It was also a bad 24 hours for the Big 10 Conference; all but one of the schools previously ranked in the top 25 fell in the polling. Ohio State, blessed its’ cheatin’ little heart, remained at number 4, but all but one of the first-place votes went to defending national champion Alabama (and one vote for the Day-Glo mello yello Oregon).
Nebraska, up 21-3 over UCLA (at home), surrendered the final 41 points of the game and slinked out of the top 25. It’s just rewards for donning terrible uniforms (black tops in front of a crowd yelling “Go Big Red!”).

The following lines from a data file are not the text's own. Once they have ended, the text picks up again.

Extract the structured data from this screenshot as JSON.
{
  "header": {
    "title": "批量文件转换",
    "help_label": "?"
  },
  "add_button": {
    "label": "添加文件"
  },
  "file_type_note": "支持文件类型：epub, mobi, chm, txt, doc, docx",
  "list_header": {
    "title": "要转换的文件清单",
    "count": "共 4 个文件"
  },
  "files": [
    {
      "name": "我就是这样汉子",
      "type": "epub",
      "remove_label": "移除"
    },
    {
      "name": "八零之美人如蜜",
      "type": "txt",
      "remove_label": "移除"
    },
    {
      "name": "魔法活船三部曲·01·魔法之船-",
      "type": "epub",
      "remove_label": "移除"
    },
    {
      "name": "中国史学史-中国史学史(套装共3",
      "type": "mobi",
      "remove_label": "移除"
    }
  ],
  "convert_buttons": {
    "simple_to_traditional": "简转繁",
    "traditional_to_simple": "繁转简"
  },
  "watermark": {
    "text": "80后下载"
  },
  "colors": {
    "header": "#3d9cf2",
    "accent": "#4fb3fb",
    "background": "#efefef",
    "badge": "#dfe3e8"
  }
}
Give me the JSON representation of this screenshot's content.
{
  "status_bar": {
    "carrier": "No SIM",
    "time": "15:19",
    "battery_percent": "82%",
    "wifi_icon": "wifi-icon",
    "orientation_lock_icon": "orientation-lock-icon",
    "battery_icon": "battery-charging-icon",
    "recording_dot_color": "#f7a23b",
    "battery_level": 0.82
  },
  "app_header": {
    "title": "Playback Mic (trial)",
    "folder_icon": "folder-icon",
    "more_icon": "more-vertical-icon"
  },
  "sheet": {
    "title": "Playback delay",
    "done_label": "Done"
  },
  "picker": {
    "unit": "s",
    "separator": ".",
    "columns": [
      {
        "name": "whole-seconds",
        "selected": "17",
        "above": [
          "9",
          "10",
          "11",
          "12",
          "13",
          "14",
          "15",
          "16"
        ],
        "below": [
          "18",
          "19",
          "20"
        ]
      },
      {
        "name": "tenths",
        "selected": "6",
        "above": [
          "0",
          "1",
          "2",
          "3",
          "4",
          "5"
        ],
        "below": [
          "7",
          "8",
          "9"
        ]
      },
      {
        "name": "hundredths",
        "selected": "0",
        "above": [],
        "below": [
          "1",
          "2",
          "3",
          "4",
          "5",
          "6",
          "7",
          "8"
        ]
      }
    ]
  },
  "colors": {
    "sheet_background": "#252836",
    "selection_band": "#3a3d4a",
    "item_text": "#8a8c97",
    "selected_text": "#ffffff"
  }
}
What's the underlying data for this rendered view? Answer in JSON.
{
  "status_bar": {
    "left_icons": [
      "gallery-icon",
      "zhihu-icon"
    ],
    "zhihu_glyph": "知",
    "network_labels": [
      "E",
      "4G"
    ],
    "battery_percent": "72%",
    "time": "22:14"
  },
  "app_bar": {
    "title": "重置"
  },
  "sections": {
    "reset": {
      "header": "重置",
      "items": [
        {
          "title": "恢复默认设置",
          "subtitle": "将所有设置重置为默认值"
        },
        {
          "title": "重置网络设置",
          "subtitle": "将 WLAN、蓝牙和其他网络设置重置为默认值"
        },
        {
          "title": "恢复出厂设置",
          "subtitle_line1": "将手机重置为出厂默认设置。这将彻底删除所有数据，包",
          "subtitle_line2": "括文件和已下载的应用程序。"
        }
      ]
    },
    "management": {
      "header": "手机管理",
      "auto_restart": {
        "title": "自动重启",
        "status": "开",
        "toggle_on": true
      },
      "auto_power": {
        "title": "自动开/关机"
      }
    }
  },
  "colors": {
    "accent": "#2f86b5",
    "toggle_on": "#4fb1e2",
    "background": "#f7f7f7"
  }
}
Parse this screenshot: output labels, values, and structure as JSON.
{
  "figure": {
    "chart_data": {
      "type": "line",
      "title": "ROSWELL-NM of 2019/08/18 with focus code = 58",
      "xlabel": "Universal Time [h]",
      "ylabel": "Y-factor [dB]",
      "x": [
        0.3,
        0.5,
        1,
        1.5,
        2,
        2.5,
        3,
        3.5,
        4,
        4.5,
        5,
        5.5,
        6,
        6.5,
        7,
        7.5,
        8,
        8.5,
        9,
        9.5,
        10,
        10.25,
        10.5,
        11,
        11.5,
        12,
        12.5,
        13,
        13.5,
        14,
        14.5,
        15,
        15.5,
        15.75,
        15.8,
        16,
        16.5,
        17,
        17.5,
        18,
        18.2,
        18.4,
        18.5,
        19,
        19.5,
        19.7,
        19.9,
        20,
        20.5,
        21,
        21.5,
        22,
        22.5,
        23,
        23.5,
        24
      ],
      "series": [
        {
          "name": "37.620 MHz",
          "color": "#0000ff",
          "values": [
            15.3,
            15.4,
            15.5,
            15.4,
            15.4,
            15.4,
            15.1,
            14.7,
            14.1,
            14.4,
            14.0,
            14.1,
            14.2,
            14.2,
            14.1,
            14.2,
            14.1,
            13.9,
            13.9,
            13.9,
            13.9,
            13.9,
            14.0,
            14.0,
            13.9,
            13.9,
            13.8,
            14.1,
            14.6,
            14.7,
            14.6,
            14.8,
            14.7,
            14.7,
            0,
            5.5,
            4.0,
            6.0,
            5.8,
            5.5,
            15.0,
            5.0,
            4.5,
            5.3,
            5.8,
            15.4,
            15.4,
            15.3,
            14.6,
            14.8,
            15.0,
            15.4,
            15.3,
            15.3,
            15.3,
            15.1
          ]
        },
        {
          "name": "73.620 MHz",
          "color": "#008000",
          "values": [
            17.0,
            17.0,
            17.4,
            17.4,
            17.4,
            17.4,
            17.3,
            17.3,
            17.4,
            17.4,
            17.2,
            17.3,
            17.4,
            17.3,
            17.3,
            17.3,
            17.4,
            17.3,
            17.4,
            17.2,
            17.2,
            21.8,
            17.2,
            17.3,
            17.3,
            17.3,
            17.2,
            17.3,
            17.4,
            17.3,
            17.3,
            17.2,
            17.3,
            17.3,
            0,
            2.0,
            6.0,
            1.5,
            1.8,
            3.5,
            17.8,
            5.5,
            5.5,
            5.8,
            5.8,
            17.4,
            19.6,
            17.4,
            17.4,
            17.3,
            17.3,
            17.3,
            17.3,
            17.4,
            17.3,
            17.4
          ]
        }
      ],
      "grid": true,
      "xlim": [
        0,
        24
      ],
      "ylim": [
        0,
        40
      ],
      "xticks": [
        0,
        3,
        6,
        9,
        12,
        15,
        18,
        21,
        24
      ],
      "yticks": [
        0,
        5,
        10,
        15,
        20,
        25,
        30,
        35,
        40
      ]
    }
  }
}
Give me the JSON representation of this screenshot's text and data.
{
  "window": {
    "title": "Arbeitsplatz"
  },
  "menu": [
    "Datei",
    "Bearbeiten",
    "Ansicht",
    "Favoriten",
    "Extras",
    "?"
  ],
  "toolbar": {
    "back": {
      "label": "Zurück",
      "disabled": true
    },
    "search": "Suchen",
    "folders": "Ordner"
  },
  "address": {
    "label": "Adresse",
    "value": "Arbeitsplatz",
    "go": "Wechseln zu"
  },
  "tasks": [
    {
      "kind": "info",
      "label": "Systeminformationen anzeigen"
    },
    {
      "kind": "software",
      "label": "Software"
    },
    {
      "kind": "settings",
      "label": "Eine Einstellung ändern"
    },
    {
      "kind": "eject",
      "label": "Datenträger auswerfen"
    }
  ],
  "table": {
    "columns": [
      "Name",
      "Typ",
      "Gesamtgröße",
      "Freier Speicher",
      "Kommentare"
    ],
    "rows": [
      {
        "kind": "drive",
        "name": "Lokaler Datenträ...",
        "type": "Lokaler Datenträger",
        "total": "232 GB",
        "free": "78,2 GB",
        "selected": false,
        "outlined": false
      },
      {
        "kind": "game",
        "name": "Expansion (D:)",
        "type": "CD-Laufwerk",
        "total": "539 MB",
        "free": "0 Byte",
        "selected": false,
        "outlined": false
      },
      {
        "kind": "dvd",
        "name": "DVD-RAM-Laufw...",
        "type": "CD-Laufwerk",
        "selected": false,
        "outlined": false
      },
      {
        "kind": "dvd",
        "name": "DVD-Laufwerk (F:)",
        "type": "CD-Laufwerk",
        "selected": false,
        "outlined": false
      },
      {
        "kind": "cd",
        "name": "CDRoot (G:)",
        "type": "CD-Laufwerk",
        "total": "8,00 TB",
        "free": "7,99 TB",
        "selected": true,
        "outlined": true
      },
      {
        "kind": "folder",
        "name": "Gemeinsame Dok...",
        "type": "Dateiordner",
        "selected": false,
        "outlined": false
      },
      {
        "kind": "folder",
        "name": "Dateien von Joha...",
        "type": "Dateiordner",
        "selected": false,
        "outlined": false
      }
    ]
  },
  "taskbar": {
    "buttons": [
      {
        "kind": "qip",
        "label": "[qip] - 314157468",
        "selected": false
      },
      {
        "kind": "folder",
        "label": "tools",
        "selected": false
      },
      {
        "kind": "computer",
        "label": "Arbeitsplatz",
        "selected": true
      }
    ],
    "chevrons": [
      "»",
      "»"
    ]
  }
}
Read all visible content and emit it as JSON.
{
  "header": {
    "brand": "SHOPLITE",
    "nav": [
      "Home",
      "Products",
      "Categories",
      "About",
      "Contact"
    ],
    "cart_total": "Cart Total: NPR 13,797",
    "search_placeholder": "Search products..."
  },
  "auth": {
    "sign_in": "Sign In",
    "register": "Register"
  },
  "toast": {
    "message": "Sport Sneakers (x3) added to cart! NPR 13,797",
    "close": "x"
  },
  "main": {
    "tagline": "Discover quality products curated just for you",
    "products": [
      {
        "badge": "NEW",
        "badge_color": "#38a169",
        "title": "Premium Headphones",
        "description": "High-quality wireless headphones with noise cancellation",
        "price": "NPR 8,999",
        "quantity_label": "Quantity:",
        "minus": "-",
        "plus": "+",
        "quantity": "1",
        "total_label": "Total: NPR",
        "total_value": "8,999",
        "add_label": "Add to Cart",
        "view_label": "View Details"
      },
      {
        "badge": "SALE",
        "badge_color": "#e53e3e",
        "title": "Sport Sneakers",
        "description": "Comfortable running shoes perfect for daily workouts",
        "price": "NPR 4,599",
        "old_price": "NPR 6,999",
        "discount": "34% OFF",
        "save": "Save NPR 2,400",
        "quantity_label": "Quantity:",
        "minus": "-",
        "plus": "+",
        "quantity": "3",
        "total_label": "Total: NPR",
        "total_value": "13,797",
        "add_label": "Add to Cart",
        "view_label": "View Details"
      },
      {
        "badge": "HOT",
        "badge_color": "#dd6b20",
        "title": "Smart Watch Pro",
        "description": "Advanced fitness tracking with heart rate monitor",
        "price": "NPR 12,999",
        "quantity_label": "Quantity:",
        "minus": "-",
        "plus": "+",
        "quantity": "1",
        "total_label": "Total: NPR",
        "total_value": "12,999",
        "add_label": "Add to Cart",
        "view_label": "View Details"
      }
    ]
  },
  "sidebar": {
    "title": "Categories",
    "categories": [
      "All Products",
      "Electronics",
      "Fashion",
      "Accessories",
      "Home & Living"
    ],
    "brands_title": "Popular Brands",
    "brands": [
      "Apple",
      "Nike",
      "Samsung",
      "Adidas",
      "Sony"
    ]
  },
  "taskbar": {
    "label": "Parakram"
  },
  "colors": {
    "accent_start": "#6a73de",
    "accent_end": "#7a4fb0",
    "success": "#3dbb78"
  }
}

Along with Michigan’s debacle (resulting in a drop of four spots to 15th), Wisconsin looked bad in Tempe, falling to Arizona State; Penn State lost at home to Central Florida; Washington beat Illinois in Chicago’s Soldier Field; and Purdue lost an early lead and fell to Notre Dame, 31-24.
And based on strength of schedule, no Big 10 team defeated any team that could generously be called “quality.” The vanquished opposition, for those conference teams winning Saturday, consisted of Youngstown State (them Penguins), Bowling Green (ugliest colors in college football), Iowa State (perhaps the worst team in the Big 12, along with Charley Weis-led Kansas), California (NOT a Pac-12 powerhouse), Western Illinois and Western Michigan (I thought westerns were dead).
As said, it was NOT a red letter day for the Big 10.